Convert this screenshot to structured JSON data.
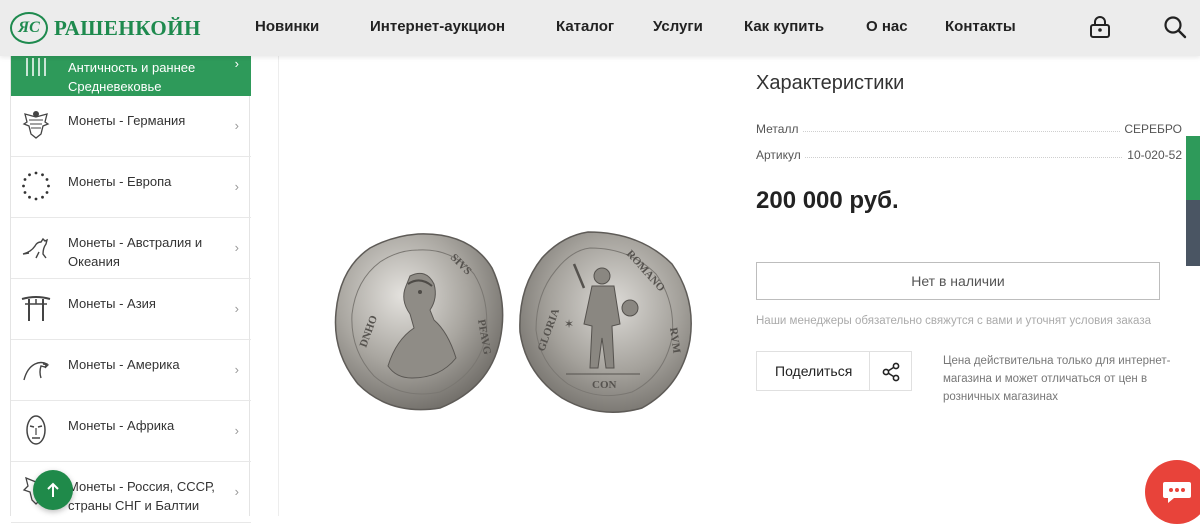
{
  "header": {
    "logo_mark": "ЯС",
    "logo_text": "РАШЕНКОЙН",
    "nav": [
      "Новинки",
      "Интернет-аукцион",
      "Каталог",
      "Услуги",
      "Как купить",
      "О нас",
      "Контакты"
    ],
    "icons": [
      "cart-lock-icon",
      "search-icon"
    ]
  },
  "sidebar": {
    "items": [
      {
        "label": "Античность и раннее Средневековье",
        "icon": "columns-icon",
        "active": true
      },
      {
        "label": "Монеты - Германия",
        "icon": "eagle-icon"
      },
      {
        "label": "Монеты - Европа",
        "icon": "eu-stars-icon"
      },
      {
        "label": "Монеты - Австралия и Океания",
        "icon": "kangaroo-icon"
      },
      {
        "label": "Монеты - Азия",
        "icon": "torii-icon"
      },
      {
        "label": "Монеты - Америка",
        "icon": "bald-eagle-icon"
      },
      {
        "label": "Монеты - Африка",
        "icon": "mask-icon"
      },
      {
        "label": "Монеты - Россия, СССР, страны СНГ и Балтии",
        "icon": "double-eagle-icon"
      }
    ],
    "chevron": "›"
  },
  "product": {
    "characteristics_title": "Характеристики",
    "properties": [
      {
        "name": "Металл",
        "value": "СЕРЕБРО"
      },
      {
        "name": "Артикул",
        "value": "10-020-52"
      }
    ],
    "price": "200 000 руб.",
    "stock_button": "Нет в наличии",
    "manager_note": "Наши менеджеры обязательно свяжутся с вами и уточнят условия заказа",
    "share_label": "Поделиться",
    "price_note": "Цена действительна только для интернет-магазина и может отличаться от цен в розничных магазинах"
  },
  "colors": {
    "brand_green": "#2e9a5a",
    "chat_red": "#e8433a",
    "edge_dark": "#4a5563"
  }
}
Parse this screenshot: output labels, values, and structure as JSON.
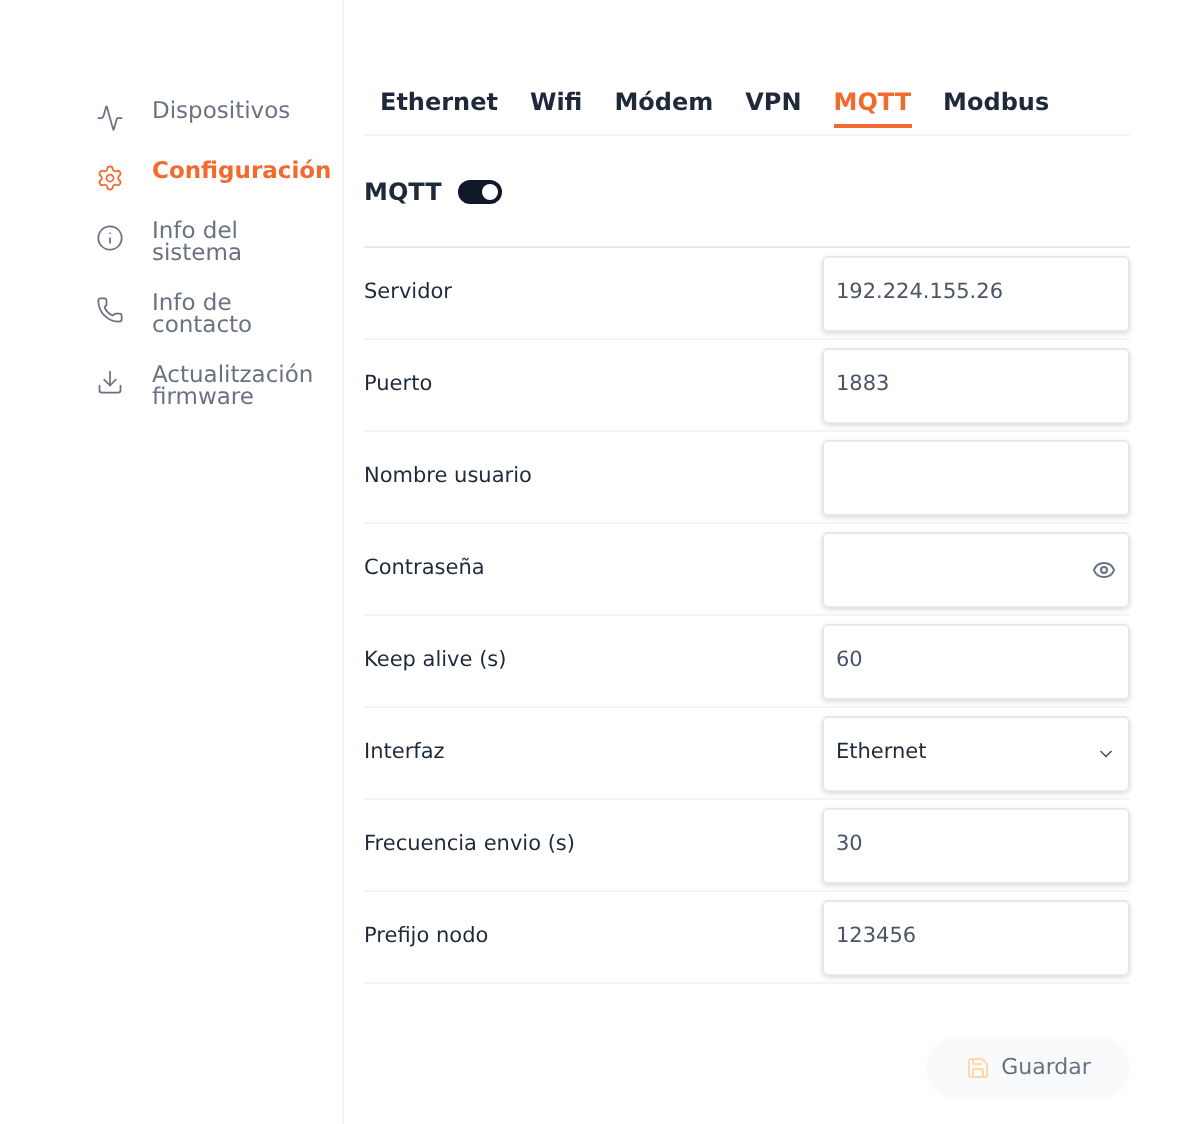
{
  "sidebar": {
    "items": [
      {
        "label": "Dispositivos",
        "selected": false
      },
      {
        "label": "Configuración",
        "selected": true
      },
      {
        "label": "Info del sistema",
        "selected": false
      },
      {
        "label": "Info de contacto",
        "selected": false
      },
      {
        "label": "Actualitzación firmware",
        "selected": false
      }
    ]
  },
  "tabs": [
    {
      "label": "Ethernet",
      "selected": false
    },
    {
      "label": "Wifi",
      "selected": false
    },
    {
      "label": "Módem",
      "selected": false
    },
    {
      "label": "VPN",
      "selected": false
    },
    {
      "label": "MQTT",
      "selected": true
    },
    {
      "label": "Modbus",
      "selected": false
    }
  ],
  "section": {
    "title": "MQTT",
    "enabled": true
  },
  "fields": [
    {
      "label": "Servidor",
      "kind": "text",
      "value": "192.224.155.26"
    },
    {
      "label": "Puerto",
      "kind": "text",
      "value": "1883"
    },
    {
      "label": "Nombre usuario",
      "kind": "text"
    },
    {
      "label": "Contraseña",
      "kind": "password"
    },
    {
      "label": "Keep alive (s)",
      "kind": "text",
      "value": "60"
    },
    {
      "label": "Interfaz",
      "kind": "select",
      "value": "Ethernet"
    },
    {
      "label": "Frecuencia envio (s)",
      "kind": "text",
      "value": "30"
    },
    {
      "label": "Prefijo nodo",
      "kind": "text",
      "value": "123456"
    }
  ],
  "save_button": {
    "label": "Guardar",
    "disabled": true
  }
}
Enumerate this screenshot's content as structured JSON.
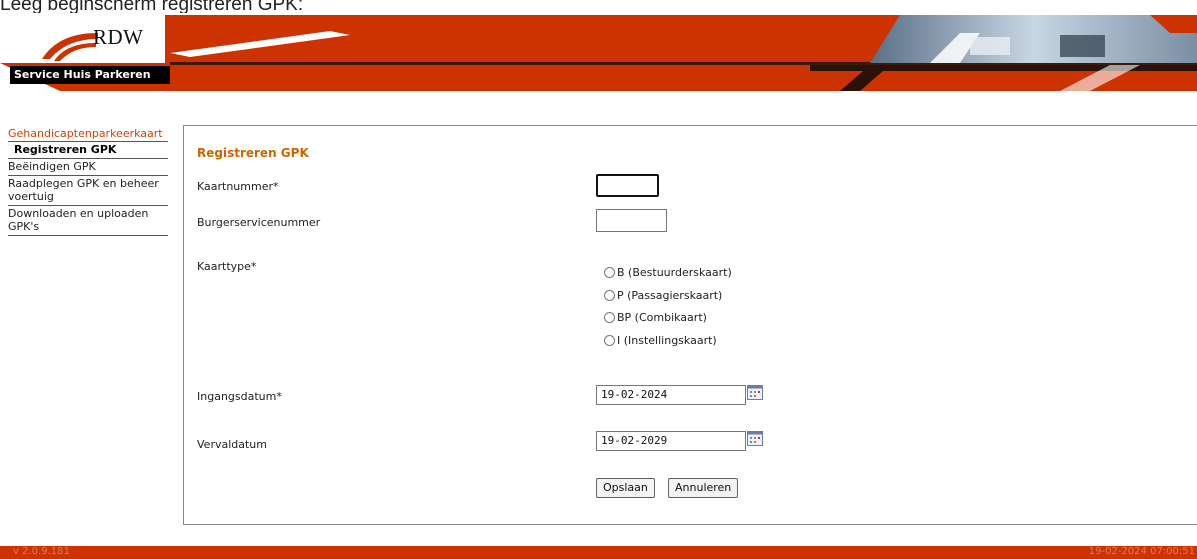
{
  "caption": "Leeg beginscherm registreren GPK:",
  "header": {
    "logo_text": "RDW",
    "service_title": "Service Huis Parkeren"
  },
  "sidebar": {
    "section_title": "Gehandicaptenparkeerkaart",
    "items": [
      {
        "label": "Registreren GPK",
        "active": true
      },
      {
        "label": "Beëindigen GPK",
        "active": false
      },
      {
        "label": "Raadplegen GPK en beheer voertuig",
        "active": false
      },
      {
        "label": "Downloaden en uploaden GPK's",
        "active": false
      }
    ]
  },
  "form": {
    "title": "Registreren GPK",
    "kaartnummer_label": "Kaartnummer*",
    "kaartnummer_value": "",
    "bsn_label": "Burgerservicenummer",
    "bsn_value": "",
    "kaarttype_label": "Kaarttype*",
    "kaarttype_options": [
      "B (Bestuurderskaart)",
      "P (Passagierskaart)",
      "BP (Combikaart)",
      "I (Instellingskaart)"
    ],
    "ingangsdatum_label": "Ingangsdatum*",
    "ingangsdatum_value": "19-02-2024",
    "vervaldatum_label": "Vervaldatum",
    "vervaldatum_value": "19-02-2029",
    "save_label": "Opslaan",
    "cancel_label": "Annuleren"
  },
  "footer": {
    "version": "v 2.0.9.181",
    "timestamp": "19-02-2024 07:00:51"
  },
  "colors": {
    "brand_red": "#cc3300",
    "title_orange": "#cc6600"
  }
}
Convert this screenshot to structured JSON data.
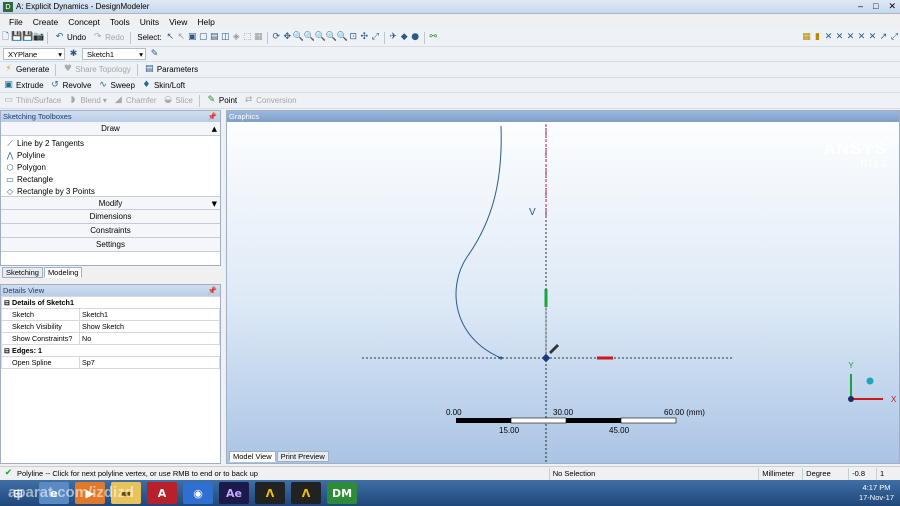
{
  "window": {
    "title": "A: Explicit Dynamics - DesignModeler",
    "app_icon": "DM"
  },
  "menu": [
    "File",
    "Create",
    "Concept",
    "Tools",
    "Units",
    "View",
    "Help"
  ],
  "toolbar1": {
    "undo_label": "Undo",
    "redo_label": "Redo",
    "select_label": "Select:"
  },
  "toolbar2": {
    "plane": "XYPlane",
    "sketch": "Sketch1"
  },
  "toolbar3": {
    "generate": "Generate",
    "share_topology": "Share Topology",
    "parameters": "Parameters"
  },
  "toolbar4": {
    "extrude": "Extrude",
    "revolve": "Revolve",
    "sweep": "Sweep",
    "skin_loft": "Skin/Loft"
  },
  "toolbar5": {
    "thin_surface": "Thin/Surface",
    "blend": "Blend",
    "chamfer": "Chamfer",
    "slice": "Slice",
    "point": "Point",
    "conversion": "Conversion"
  },
  "sketching_toolboxes": {
    "header": "Sketching Toolboxes",
    "draw_label": "Draw",
    "draw_items": [
      {
        "label": "Line by 2 Tangents",
        "icon": "line-tangent-icon"
      },
      {
        "label": "Polyline",
        "icon": "polyline-icon"
      },
      {
        "label": "Polygon",
        "icon": "polygon-icon"
      },
      {
        "label": "Rectangle",
        "icon": "rectangle-icon"
      },
      {
        "label": "Rectangle by 3 Points",
        "icon": "rectangle-3pt-icon"
      }
    ],
    "sections": [
      "Modify",
      "Dimensions",
      "Constraints",
      "Settings"
    ]
  },
  "mode_tabs": [
    "Sketching",
    "Modeling"
  ],
  "details_view": {
    "header": "Details View",
    "title": "Details of Sketch1",
    "rows": [
      {
        "key": "Sketch",
        "value": "Sketch1"
      },
      {
        "key": "Sketch Visibility",
        "value": "Show Sketch"
      },
      {
        "key": "Show Constraints?",
        "value": "No"
      }
    ],
    "edges_group": "Edges: 1",
    "edge_rows": [
      {
        "key": "Open Spline",
        "value": "Sp7"
      }
    ]
  },
  "graphics": {
    "header": "Graphics",
    "brand": "ANSYS",
    "version": "R16.2",
    "vertical_label": "V",
    "triad": {
      "y_label": "Y",
      "x_label": "X"
    },
    "scale_top": [
      "0.00",
      "30.00",
      "60.00 (mm)"
    ],
    "scale_bottom": [
      "15.00",
      "45.00"
    ],
    "view_tabs": [
      "Model View",
      "Print Preview"
    ]
  },
  "status": {
    "message": "Polyline -- Click for next polyline vertex, or use RMB to end or to back up",
    "selection": "No Selection",
    "units_length": "Millimeter",
    "units_angle": "Degree",
    "coord_1": "-0.8",
    "coord_2": "1"
  },
  "taskbar": {
    "watermark": "aparat.com/izdizd",
    "apps": [
      "start",
      "explorer",
      "media",
      "folder",
      "acrobat",
      "chrome",
      "after-effects",
      "ansys-workbench",
      "ansys",
      "designmodeler"
    ],
    "time": "4:17 PM",
    "date": "17-Nov-17"
  }
}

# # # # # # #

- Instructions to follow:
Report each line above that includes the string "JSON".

- Your solution:
Convert this screenshot to structured JSON data.
Parse this screenshot: output labels, values, and structure as JSON.
Enumerate this screenshot's content as structured JSON.
Convert this screenshot to structured JSON data.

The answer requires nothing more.